Current Projects

Approach-Avoidance Tendencies for Addictive Stimuli (UCONN IRB # H18-016)

  • Repeated engagement in addictive behaviors may lead to approach bias, or a relatively automatic behavioral tendency to approach rather than avoid addiction-related stimuli
  • Previous research has shown that approach bias for addictive stimuli may contribute to the maintenance of addictive behaviors. In our lab,
  • We have investigated approach bias for several types of addictive stimuli using a computerized Approach-Avoidance Task (AAT), which is a valid and realistic measure of approach and avoidance action tendencies. For instance, we previously found that heterosexual male and female undergraduates from UConn who use pornography demonstrate a significant approach bias for erotic stimuli compared to neutral stimuli on an AAT, whereby they are faster to move towards erotic images compared to moving away from erotic images (Sklenarik et al., 2019; Sklenarik et al., 2020).
  • Interestingly, however, we did not find an approach bias for cannabis-related stimuli (Sklenarik et al., 2022).
  • Currently, we are investigating approach-avoidance tendencies towards vaping-related and food stimuli among undergraduates at UConn.

    Impacts of a Novel Virtual Reality Intervention on E-Cigarette Dependence and Cravings (UCONN IRB # H20-0094)

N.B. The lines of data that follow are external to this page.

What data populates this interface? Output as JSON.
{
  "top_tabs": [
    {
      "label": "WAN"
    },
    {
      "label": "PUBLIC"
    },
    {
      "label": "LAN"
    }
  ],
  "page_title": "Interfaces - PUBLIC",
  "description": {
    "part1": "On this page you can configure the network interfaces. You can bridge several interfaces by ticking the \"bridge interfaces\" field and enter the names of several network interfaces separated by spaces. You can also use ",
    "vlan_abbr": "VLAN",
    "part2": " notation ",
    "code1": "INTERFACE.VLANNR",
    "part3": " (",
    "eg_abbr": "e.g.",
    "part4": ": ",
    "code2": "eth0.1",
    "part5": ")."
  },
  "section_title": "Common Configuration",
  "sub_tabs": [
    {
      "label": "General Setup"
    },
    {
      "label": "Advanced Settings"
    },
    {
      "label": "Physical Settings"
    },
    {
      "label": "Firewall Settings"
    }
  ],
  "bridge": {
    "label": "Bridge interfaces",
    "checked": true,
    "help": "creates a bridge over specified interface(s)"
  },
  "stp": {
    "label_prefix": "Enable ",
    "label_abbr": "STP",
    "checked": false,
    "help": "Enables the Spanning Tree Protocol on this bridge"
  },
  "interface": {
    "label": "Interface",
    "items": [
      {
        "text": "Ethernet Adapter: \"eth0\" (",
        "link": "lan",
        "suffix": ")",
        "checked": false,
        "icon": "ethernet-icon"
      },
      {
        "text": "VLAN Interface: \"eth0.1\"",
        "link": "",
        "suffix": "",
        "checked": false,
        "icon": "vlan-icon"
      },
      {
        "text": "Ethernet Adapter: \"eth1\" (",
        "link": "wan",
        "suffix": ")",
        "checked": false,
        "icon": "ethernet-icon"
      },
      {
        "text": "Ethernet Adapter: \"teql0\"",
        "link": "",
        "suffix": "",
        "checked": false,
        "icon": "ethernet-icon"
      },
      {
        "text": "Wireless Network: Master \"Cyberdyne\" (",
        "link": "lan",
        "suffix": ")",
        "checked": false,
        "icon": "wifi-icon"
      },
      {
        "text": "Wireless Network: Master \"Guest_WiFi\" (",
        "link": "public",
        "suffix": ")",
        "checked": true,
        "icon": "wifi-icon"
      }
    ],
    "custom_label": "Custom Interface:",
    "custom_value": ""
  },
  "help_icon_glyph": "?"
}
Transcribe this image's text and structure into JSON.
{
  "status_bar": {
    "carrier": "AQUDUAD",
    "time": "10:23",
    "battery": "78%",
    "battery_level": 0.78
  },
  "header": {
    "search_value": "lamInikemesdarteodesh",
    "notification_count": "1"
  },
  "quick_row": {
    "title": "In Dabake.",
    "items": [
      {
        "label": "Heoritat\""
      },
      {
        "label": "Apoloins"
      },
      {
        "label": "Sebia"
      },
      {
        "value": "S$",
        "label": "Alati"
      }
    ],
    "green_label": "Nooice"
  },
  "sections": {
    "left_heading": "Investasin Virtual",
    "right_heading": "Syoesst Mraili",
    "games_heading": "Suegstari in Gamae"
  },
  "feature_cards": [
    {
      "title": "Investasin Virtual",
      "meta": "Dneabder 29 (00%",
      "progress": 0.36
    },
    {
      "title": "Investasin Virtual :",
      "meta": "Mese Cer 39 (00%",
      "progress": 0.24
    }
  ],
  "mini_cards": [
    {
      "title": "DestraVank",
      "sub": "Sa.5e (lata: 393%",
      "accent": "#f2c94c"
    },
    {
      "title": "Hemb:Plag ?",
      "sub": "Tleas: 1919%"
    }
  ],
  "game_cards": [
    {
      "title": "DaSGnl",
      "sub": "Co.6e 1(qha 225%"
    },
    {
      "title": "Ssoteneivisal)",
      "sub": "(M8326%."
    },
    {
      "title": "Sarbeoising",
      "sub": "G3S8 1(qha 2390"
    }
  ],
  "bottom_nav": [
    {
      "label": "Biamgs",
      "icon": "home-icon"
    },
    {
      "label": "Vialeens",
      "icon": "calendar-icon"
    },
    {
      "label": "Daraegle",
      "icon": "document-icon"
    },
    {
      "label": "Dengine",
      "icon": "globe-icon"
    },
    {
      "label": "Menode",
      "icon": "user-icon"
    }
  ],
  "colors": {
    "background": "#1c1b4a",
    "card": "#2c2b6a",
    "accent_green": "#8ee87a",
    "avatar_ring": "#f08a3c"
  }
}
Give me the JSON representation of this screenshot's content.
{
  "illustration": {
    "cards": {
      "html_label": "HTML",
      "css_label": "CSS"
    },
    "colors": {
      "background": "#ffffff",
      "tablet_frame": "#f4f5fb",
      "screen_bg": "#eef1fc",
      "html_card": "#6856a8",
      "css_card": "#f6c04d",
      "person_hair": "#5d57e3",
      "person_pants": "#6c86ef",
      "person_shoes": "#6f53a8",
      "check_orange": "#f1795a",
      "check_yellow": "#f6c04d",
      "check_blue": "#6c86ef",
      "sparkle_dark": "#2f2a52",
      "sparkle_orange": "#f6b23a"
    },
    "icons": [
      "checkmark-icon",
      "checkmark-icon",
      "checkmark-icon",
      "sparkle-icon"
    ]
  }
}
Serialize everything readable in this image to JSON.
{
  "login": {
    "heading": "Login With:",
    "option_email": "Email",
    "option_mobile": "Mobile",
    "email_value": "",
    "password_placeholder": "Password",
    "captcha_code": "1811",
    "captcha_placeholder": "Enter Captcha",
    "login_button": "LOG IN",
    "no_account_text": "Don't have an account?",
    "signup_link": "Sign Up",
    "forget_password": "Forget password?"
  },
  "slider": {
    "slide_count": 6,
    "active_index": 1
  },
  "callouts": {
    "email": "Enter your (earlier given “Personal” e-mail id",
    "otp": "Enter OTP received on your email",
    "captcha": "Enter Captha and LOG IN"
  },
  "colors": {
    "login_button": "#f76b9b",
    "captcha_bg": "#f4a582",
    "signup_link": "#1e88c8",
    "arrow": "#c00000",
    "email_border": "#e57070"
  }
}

    • Previously, our colleagues demonstrated that immersing smokers in a virtual reality (VR) environment in which they are instructed to search for and crush virtual cigarettes significantly improved smoking cessation and decreased nicotine dependence (Girard et al., 2009).
    • The goal of this study is to investigate the efficacy of a similar intervention in reducing e-cigarette dependence among college undergraduates at UConn.
    • The study consists of multiple VR sessions during which participants use an immersive head-mounted display and controllers to navigate a virtual environment filled with either 100 floating vapes or 100 floating tennis balls.
    • Participants are instructed to either (a) search for and destroy vapes or (b) search for and throw tennis balls using a virtual hand that mirrors the participant’s actual hand movements. Click here to see a demo video of the VR intervention.


    Effects of Transcranial Magnetic Stimulation (TMS) on Cannabis Cravings (UCONN IRB # H20-0105)

    • Growing evidence suggests that repetitive transcranial magnetic stimulation (rTMS), a non-invasive form of electromagnetic brain stimulation used to modulate neural activity, may be useful in the treatment of addiction.
    • Previous research has demonstrated that excitatory rTMS applied to dorsolateral prefrontal cortex (DLPFC) can significantly reduce cravings for addictive substances such as nicotine and alcohol.
    • Currently, we are investigating the effects of rTMS applied to DLPFC on cannabis cravings among undergraduates at UConn who may be at risk for a cannabis use disorder. This study is conducted at UConn’s Brain Imaging Research Center (

    Investigating Conditioned Place Preferences (CPP) for Addictive Stimuli in a Virtual Environment (UCONN IRB # H20-0125)

    • Conditioned place preference (CPP) is a classic paradigm used in nonhumans to assess the rewarding properties of a substance.
    • In a typical CPP, a rodent is administered a rewarding drug such as cocaine and then placed in a unique chamber for a short time. During the next session, the rodent is administered an inert substance such as saline and placed in a different chamber.
    • These pairings are often repeated multiple times to strengthen the relationship between the context and the presence or absence of reward. Following these conditioning pairings is a “test” session in which the animal is given free access to both chambers on a drug-
      free day.
    • Animals typically demonstrate a strong preference to dwell in the chamber where the drug was paired, even though that drug is no longer present.
    • Our lab has developed robust methodology to translate the CPP task in rodents to humans, and have shown across a number of studies that we can reliably induce a CPP (Astur et al, 2014; Astur et al, 2016a; Astur et al., 2016b).
    • Currently, we are investigating whether a CPP exists for a virtual room that previously contained addictive stimuli, or virtual cues related to alcohol, cannabis, or nicotine.

    Characterizing Gambling Behaviors in College-Aged Young Adults (UCONN IRB # L21-0012)

    • Despite the fact that gambling is prevalent and associated with adverse consequences, there is a lack of current research regarding the types of gambling that college students most often engage in.
    • Importantly, characterizing gambling behaviors in college students is a critical step in designing tailored interventions that aim to reduce risky gambling behaviors.
    • We aim to characterize gambling behaviors in a sample of college students from UConn using a survey that assesses engagement in different types of gambling, frequency and severity of gambling behaviors, motivation to change gambling behaviors, and urges to gamble.

    Previous Works